(Raw data Opens)

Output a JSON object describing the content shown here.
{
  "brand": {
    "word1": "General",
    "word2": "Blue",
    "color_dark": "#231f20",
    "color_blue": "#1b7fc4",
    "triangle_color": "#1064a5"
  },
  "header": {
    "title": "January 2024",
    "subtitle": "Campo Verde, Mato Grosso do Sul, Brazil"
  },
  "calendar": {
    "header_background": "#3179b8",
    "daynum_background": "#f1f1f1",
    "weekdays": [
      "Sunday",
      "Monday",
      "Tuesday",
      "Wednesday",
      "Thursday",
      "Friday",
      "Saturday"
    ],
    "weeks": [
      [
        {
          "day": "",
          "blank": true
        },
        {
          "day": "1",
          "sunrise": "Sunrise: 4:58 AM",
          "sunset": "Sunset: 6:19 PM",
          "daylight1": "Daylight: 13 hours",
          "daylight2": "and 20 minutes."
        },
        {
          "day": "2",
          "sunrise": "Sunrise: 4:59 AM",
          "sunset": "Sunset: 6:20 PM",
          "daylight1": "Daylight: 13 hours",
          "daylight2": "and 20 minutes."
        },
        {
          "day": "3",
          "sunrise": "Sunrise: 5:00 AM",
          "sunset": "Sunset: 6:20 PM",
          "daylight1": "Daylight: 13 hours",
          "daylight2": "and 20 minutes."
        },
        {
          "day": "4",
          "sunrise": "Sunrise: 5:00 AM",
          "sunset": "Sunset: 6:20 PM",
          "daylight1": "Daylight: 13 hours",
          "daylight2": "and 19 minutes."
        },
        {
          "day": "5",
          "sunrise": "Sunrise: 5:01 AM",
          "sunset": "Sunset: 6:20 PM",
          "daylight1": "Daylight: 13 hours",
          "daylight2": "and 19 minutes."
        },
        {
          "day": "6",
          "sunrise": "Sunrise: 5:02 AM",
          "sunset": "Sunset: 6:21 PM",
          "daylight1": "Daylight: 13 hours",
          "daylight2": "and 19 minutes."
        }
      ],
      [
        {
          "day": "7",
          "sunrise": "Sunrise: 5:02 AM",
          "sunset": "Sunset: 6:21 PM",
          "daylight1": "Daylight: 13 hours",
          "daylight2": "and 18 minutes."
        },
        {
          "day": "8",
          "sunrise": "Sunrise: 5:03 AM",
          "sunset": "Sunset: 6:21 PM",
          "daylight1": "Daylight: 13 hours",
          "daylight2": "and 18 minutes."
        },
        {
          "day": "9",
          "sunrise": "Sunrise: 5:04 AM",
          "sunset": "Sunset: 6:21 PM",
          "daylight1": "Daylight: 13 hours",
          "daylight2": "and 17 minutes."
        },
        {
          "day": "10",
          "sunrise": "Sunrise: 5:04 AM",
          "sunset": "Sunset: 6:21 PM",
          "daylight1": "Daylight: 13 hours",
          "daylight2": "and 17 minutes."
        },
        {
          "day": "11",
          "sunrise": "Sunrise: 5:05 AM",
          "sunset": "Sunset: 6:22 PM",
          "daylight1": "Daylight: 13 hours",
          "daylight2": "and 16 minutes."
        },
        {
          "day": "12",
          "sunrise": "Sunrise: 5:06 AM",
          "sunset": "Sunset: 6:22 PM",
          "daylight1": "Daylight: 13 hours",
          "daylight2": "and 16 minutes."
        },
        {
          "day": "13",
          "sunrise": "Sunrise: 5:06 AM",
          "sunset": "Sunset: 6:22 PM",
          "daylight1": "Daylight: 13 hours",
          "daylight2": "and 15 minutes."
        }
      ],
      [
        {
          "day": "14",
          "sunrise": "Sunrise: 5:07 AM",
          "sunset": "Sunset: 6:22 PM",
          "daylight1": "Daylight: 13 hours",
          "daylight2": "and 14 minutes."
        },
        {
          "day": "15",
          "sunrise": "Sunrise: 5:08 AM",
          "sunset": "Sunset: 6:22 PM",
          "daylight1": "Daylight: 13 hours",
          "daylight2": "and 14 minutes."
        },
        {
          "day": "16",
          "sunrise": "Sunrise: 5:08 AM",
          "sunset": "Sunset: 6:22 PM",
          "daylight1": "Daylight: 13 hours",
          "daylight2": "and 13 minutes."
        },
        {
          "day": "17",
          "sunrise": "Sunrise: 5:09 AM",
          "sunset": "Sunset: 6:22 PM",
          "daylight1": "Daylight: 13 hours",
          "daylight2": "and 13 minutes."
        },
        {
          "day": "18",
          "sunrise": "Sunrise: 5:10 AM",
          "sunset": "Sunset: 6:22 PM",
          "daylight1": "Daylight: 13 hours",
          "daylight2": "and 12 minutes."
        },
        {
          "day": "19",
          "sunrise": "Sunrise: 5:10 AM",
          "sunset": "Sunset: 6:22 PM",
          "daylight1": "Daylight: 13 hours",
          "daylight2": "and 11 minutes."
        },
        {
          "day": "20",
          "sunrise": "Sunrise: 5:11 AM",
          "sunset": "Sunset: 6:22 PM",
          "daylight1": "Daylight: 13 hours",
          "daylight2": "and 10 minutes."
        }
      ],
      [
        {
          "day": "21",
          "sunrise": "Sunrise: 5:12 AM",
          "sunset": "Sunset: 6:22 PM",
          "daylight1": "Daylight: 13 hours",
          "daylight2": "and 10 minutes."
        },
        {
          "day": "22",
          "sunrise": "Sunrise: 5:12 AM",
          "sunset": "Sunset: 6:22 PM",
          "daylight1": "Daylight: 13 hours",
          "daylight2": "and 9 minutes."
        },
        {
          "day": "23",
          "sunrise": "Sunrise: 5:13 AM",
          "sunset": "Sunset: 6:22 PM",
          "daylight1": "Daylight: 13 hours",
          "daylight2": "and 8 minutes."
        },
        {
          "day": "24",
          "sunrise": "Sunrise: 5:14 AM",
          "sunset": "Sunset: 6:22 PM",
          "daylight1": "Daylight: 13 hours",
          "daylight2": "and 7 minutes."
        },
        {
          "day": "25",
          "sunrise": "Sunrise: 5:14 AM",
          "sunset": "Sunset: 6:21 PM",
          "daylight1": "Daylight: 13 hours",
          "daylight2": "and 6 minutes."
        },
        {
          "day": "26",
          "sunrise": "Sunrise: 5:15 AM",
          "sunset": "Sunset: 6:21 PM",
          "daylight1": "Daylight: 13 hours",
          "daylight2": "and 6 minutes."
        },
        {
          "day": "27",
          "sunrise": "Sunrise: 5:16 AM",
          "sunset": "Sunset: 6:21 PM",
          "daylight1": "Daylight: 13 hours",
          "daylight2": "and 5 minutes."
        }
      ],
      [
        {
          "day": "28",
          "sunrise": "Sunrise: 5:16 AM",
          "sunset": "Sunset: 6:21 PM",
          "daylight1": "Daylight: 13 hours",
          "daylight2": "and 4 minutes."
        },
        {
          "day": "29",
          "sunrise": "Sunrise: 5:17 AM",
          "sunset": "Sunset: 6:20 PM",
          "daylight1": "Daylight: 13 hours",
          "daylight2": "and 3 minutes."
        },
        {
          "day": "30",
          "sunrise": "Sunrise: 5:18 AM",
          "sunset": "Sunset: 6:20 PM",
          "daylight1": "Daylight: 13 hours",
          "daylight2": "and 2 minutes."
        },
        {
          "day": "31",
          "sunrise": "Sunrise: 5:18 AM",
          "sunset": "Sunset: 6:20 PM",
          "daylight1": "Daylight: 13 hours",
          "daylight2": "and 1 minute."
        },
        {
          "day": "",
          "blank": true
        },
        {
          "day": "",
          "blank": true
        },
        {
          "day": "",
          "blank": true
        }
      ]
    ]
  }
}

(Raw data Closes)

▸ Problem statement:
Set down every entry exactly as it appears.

▸ Answer to this problem:
Output a JSON object describing the content shown here.
{
  "brand": {
    "word1": "General",
    "word2": "Blue",
    "color_dark": "#231f20",
    "color_blue": "#1b7fc4",
    "triangle_color": "#1064a5"
  },
  "header": {
    "title": "January 2024",
    "subtitle": "Campo Verde, Mato Grosso do Sul, Brazil"
  },
  "calendar": {
    "header_background": "#3179b8",
    "daynum_background": "#f1f1f1",
    "weekdays": [
      "Sunday",
      "Monday",
      "Tuesday",
      "Wednesday",
      "Thursday",
      "Friday",
      "Saturday"
    ],
    "weeks": [
      [
        {
          "day": "",
          "blank": true
        },
        {
          "day": "1",
          "sunrise": "Sunrise: 4:58 AM",
          "sunset": "Sunset: 6:19 PM",
          "daylight1": "Daylight: 13 hours",
          "daylight2": "and 20 minutes."
        },
        {
          "day": "2",
          "sunrise": "Sunrise: 4:59 AM",
          "sunset": "Sunset: 6:20 PM",
          "daylight1": "Daylight: 13 hours",
          "daylight2": "and 20 minutes."
        },
        {
          "day": "3",
          "sunrise": "Sunrise: 5:00 AM",
          "sunset": "Sunset: 6:20 PM",
          "daylight1": "Daylight: 13 hours",
          "daylight2": "and 20 minutes."
        },
        {
          "day": "4",
          "sunrise": "Sunrise: 5:00 AM",
          "sunset": "Sunset: 6:20 PM",
          "daylight1": "Daylight: 13 hours",
          "daylight2": "and 19 minutes."
        },
        {
          "day": "5",
          "sunrise": "Sunrise: 5:01 AM",
          "sunset": "Sunset: 6:20 PM",
          "daylight1": "Daylight: 13 hours",
          "daylight2": "and 19 minutes."
        },
        {
          "day": "6",
          "sunrise": "Sunrise: 5:02 AM",
          "sunset": "Sunset: 6:21 PM",
          "daylight1": "Daylight: 13 hours",
          "daylight2": "and 19 minutes."
        }
      ],
      [
        {
          "day": "7",
          "sunrise": "Sunrise: 5:02 AM",
          "sunset": "Sunset: 6:21 PM",
          "daylight1": "Daylight: 13 hours",
          "daylight2": "and 18 minutes."
        },
        {
          "day": "8",
          "sunrise": "Sunrise: 5:03 AM",
          "sunset": "Sunset: 6:21 PM",
          "daylight1": "Daylight: 13 hours",
          "daylight2": "and 18 minutes."
        },
        {
          "day": "9",
          "sunrise": "Sunrise: 5:04 AM",
          "sunset": "Sunset: 6:21 PM",
          "daylight1": "Daylight: 13 hours",
          "daylight2": "and 17 minutes."
        },
        {
          "day": "10",
          "sunrise": "Sunrise: 5:04 AM",
          "sunset": "Sunset: 6:21 PM",
          "daylight1": "Daylight: 13 hours",
          "daylight2": "and 17 minutes."
        },
        {
          "day": "11",
          "sunrise": "Sunrise: 5:05 AM",
          "sunset": "Sunset: 6:22 PM",
          "daylight1": "Daylight: 13 hours",
          "daylight2": "and 16 minutes."
        },
        {
          "day": "12",
          "sunrise": "Sunrise: 5:06 AM",
          "sunset": "Sunset: 6:22 PM",
          "daylight1": "Daylight: 13 hours",
          "daylight2": "and 16 minutes."
        },
        {
          "day": "13",
          "sunrise": "Sunrise: 5:06 AM",
          "sunset": "Sunset: 6:22 PM",
          "daylight1": "Daylight: 13 hours",
          "daylight2": "and 15 minutes."
        }
      ],
      [
        {
          "day": "14",
          "sunrise": "Sunrise: 5:07 AM",
          "sunset": "Sunset: 6:22 PM",
          "daylight1": "Daylight: 13 hours",
          "daylight2": "and 14 minutes."
        },
        {
          "day": "15",
          "sunrise": "Sunrise: 5:08 AM",
          "sunset": "Sunset: 6:22 PM",
          "daylight1": "Daylight: 13 hours",
          "daylight2": "and 14 minutes."
        },
        {
          "day": "16",
          "sunrise": "Sunrise: 5:08 AM",
          "sunset": "Sunset: 6:22 PM",
          "daylight1": "Daylight: 13 hours",
          "daylight2": "and 13 minutes."
        },
        {
          "day": "17",
          "sunrise": "Sunrise: 5:09 AM",
          "sunset": "Sunset: 6:22 PM",
          "daylight1": "Daylight: 13 hours",
          "daylight2": "and 13 minutes."
        },
        {
          "day": "18",
          "sunrise": "Sunrise: 5:10 AM",
          "sunset": "Sunset: 6:22 PM",
          "daylight1": "Daylight: 13 hours",
          "daylight2": "and 12 minutes."
        },
        {
          "day": "19",
          "sunrise": "Sunrise: 5:10 AM",
          "sunset": "Sunset: 6:22 PM",
          "daylight1": "Daylight: 13 hours",
          "daylight2": "and 11 minutes."
        },
        {
          "day": "20",
          "sunrise": "Sunrise: 5:11 AM",
          "sunset": "Sunset: 6:22 PM",
          "daylight1": "Daylight: 13 hours",
          "daylight2": "and 10 minutes."
        }
      ],
      [
        {
          "day": "21",
          "sunrise": "Sunrise: 5:12 AM",
          "sunset": "Sunset: 6:22 PM",
          "daylight1": "Daylight: 13 hours",
          "daylight2": "and 10 minutes."
        },
        {
          "day": "22",
          "sunrise": "Sunrise: 5:12 AM",
          "sunset": "Sunset: 6:22 PM",
          "daylight1": "Daylight: 13 hours",
          "daylight2": "and 9 minutes."
        },
        {
          "day": "23",
          "sunrise": "Sunrise: 5:13 AM",
          "sunset": "Sunset: 6:22 PM",
          "daylight1": "Daylight: 13 hours",
          "daylight2": "and 8 minutes."
        },
        {
          "day": "24",
          "sunrise": "Sunrise: 5:14 AM",
          "sunset": "Sunset: 6:22 PM",
          "daylight1": "Daylight: 13 hours",
          "daylight2": "and 7 minutes."
        },
        {
          "day": "25",
          "sunrise": "Sunrise: 5:14 AM",
          "sunset": "Sunset: 6:21 PM",
          "daylight1": "Daylight: 13 hours",
          "daylight2": "and 6 minutes."
        },
        {
          "day": "26",
          "sunrise": "Sunrise: 5:15 AM",
          "sunset": "Sunset: 6:21 PM",
          "daylight1": "Daylight: 13 hours",
          "daylight2": "and 6 minutes."
        },
        {
          "day": "27",
          "sunrise": "Sunrise: 5:16 AM",
          "sunset": "Sunset: 6:21 PM",
          "daylight1": "Daylight: 13 hours",
          "daylight2": "and 5 minutes."
        }
      ],
      [
        {
          "day": "28",
          "sunrise": "Sunrise: 5:16 AM",
          "sunset": "Sunset: 6:21 PM",
          "daylight1": "Daylight: 13 hours",
          "daylight2": "and 4 minutes."
        },
        {
          "day": "29",
          "sunrise": "Sunrise: 5:17 AM",
          "sunset": "Sunset: 6:20 PM",
          "daylight1": "Daylight: 13 hours",
          "daylight2": "and 3 minutes."
        },
        {
          "day": "30",
          "sunrise": "Sunrise: 5:18 AM",
          "sunset": "Sunset: 6:20 PM",
          "daylight1": "Daylight: 13 hours",
          "daylight2": "and 2 minutes."
        },
        {
          "day": "31",
          "sunrise": "Sunrise: 5:18 AM",
          "sunset": "Sunset: 6:20 PM",
          "daylight1": "Daylight: 13 hours",
          "daylight2": "and 1 minute."
        },
        {
          "day": "",
          "blank": true
        },
        {
          "day": "",
          "blank": true
        },
        {
          "day": "",
          "blank": true
        }
      ]
    ]
  }
}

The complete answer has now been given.